Among the liquid, health care sector ETFs, the one with the largest allocation to U.S. health insurance companies is
iShares Dow Jones U.S. Healthcare Providers Index Fund
. Five of the fund's top 10 holdings are health insurance companies that account for 33.3% of the portfolio.
The Obama proposal also has some negative implications for drug makers in the form of fees and better oversight of prescription drug use to make sure that Americans are not "over-prescribed." This could also hurt biotechnology companies that develop prescription drugs.
The ETF with the most exposure to U.S. pharmaceutical and biotechnology companies (aside from ETFs in these subsectors) is
iShares Dow Jones U.S. Healthcare Sector Index
. In total, the fund allocates 62.0% to pharmaceutical and biotechnology companies and could see downward pressure if legislation shows signs of moving forward based on Obama's ideas.
In contrast, medical device companies should see continued gains if Obama's proposal can make headway in the legislative process. These companies would receive large tax reductions if Obama has his way, and
iShares Dow Jones U.S. Medical Devices
is the health care ETF that would capitalize best on these developments. Year to date, IHI is up by about 3% while the
is in the red and IYH and IHF are essentially flat.
In the first two days of this week, in anticipation of the summit and in light of Obama's proposal on Monday, shares of IHF and IYH have underperformed IHI and are down by 1.0% and 1.1%, respectively. During the same time, IHI saw a marginal 0.1% increase while the S&P 500 decreased by 1.3%. As of this morning's open, all three ETFs are gaining, with the largest loser from Monday and Tuesday leading the way. IYH is up by 0.5% while IHF and IHI have increased by 0.3% and 0.2%, respectively.

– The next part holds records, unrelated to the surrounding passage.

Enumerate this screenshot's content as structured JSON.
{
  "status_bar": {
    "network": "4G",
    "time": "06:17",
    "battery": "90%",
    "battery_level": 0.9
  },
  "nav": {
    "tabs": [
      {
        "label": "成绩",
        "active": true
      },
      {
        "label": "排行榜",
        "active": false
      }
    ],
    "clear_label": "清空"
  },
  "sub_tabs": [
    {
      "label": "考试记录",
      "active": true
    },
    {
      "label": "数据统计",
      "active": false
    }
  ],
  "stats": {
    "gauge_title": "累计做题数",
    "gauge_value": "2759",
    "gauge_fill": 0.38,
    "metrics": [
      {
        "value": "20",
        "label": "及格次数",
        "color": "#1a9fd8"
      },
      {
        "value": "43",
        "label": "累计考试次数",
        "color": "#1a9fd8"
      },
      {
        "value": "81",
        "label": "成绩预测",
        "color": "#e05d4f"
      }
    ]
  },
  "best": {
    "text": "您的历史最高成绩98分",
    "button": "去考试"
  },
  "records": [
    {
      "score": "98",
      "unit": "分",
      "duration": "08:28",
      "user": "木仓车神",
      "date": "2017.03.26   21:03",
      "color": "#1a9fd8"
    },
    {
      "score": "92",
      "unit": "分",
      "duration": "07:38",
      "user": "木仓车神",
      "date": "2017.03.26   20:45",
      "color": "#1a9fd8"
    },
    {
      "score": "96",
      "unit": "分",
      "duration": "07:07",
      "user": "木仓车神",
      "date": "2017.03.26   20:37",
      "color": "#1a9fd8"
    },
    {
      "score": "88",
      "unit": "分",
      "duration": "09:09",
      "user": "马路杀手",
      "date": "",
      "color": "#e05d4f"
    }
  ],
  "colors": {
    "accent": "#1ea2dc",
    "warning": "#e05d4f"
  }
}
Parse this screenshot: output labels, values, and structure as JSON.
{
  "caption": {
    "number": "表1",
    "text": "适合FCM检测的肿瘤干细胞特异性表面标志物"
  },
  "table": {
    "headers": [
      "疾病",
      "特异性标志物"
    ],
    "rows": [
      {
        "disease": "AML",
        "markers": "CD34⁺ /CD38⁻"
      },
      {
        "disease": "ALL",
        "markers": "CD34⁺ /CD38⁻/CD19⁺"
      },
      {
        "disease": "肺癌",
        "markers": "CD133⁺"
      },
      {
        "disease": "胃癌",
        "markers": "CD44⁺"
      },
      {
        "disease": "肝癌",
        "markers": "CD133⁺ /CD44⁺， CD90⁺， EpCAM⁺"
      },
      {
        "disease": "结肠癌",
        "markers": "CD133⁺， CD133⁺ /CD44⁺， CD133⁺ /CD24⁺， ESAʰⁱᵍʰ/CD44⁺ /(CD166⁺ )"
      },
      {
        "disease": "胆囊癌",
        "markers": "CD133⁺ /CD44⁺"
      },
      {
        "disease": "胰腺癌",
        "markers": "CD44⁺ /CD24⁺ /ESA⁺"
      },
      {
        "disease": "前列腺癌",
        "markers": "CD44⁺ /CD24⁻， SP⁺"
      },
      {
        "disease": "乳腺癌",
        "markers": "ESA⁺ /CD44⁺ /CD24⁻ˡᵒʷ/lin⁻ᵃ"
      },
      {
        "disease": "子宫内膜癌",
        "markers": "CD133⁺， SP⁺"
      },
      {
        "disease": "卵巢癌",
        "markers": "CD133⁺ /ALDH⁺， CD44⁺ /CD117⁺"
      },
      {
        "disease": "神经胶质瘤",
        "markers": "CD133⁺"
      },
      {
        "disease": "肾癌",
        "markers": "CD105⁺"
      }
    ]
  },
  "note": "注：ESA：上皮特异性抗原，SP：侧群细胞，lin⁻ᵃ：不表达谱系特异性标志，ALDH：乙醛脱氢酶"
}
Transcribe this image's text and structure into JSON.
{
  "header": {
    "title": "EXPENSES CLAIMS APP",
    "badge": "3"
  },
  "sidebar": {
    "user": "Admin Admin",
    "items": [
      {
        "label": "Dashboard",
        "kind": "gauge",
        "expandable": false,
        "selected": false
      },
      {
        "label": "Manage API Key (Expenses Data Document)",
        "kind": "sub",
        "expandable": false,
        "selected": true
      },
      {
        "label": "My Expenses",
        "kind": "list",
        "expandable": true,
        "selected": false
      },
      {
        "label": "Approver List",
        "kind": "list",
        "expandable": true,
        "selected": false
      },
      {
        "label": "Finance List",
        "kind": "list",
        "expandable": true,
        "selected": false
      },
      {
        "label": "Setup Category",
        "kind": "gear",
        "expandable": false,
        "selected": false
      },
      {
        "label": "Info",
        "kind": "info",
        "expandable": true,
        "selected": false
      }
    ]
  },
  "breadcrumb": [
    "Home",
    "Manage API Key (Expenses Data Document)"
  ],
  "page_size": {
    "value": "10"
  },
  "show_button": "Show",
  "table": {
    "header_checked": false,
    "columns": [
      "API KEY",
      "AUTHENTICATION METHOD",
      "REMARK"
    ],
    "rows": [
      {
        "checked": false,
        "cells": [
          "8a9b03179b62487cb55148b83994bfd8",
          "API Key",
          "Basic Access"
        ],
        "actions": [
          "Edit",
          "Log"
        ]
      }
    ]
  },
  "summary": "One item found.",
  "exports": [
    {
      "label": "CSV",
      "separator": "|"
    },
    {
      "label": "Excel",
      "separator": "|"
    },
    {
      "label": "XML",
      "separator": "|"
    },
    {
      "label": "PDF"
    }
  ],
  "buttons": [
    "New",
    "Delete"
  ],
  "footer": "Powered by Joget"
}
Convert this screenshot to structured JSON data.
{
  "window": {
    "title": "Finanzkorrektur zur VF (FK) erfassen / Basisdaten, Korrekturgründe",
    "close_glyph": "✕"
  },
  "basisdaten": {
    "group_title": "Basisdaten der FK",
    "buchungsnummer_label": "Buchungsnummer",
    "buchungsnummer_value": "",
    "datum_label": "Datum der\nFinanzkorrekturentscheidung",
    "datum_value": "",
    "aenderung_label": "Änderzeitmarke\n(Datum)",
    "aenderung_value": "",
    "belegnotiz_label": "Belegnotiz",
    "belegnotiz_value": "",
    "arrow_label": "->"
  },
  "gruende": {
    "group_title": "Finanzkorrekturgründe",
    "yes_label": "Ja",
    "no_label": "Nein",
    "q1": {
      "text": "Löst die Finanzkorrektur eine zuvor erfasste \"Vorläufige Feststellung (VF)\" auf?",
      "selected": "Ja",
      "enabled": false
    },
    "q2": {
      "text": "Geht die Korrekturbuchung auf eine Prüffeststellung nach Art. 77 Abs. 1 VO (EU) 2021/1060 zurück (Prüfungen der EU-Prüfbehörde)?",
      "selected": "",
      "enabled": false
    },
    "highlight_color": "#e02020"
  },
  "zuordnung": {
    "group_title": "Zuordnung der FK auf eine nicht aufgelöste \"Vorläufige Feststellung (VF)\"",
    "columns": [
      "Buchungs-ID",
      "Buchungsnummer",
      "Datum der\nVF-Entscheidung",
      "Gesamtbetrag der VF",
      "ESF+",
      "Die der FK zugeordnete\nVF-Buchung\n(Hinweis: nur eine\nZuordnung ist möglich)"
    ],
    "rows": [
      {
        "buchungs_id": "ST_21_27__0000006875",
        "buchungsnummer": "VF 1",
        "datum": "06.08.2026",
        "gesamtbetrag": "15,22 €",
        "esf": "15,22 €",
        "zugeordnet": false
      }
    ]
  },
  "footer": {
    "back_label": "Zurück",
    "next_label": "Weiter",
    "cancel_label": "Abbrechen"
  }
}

By Thursday's summit, the market will have a better idea as to whether Obama's proposal for an end to the healthcare reform gridlock is going to be able to gain any headway. The three funds discussed here will be the most likely to see moves correlated with the news from the summit.
For those investors that are interested in the health care industry because of its defensive reputation and have faith that Obama will finally be able to push through his plans, the best bet is IHI because it will benefit the most from his revisions.
-- Written by Don Dion in Williamstown, Mass.
At the time of publication, Dion owns iShres Dow Jones U.S. Medical Medical Devices.
Don Dion is president and founder of
, a fee-based investment advisory firm to affluent individuals, families and nonprofit organizations, where he is responsible for setting investment policy, creating custom portfolios and overseeing the performance of client accounts. Founded in 1996 and based in Williamstown, Mass., Dion Money Management manages assets for clients in 49 states and 11 countries. Dion is a licensed attorney in Massachusetts and Maine and has more than 25 years' experience working in the financial markets, having founded and run two publicly traded companies before establishing Dion Money Management.
Dion also is publisher of the Fidelity Independent Adviser family of newsletters, which provides to a broad range of investors his commentary on the financial markets, with a specific emphasis on mutual funds and exchange-traded funds. With more than 100,000 subscribers in the U.S. and 29 other countries, Fidelity Independent Adviser publishes six monthly newsletters and three weekly newsletters. Its flagship publication, Fidelity Independent Adviser, has been published monthly for 11 years and reaches 40,000 subscribers.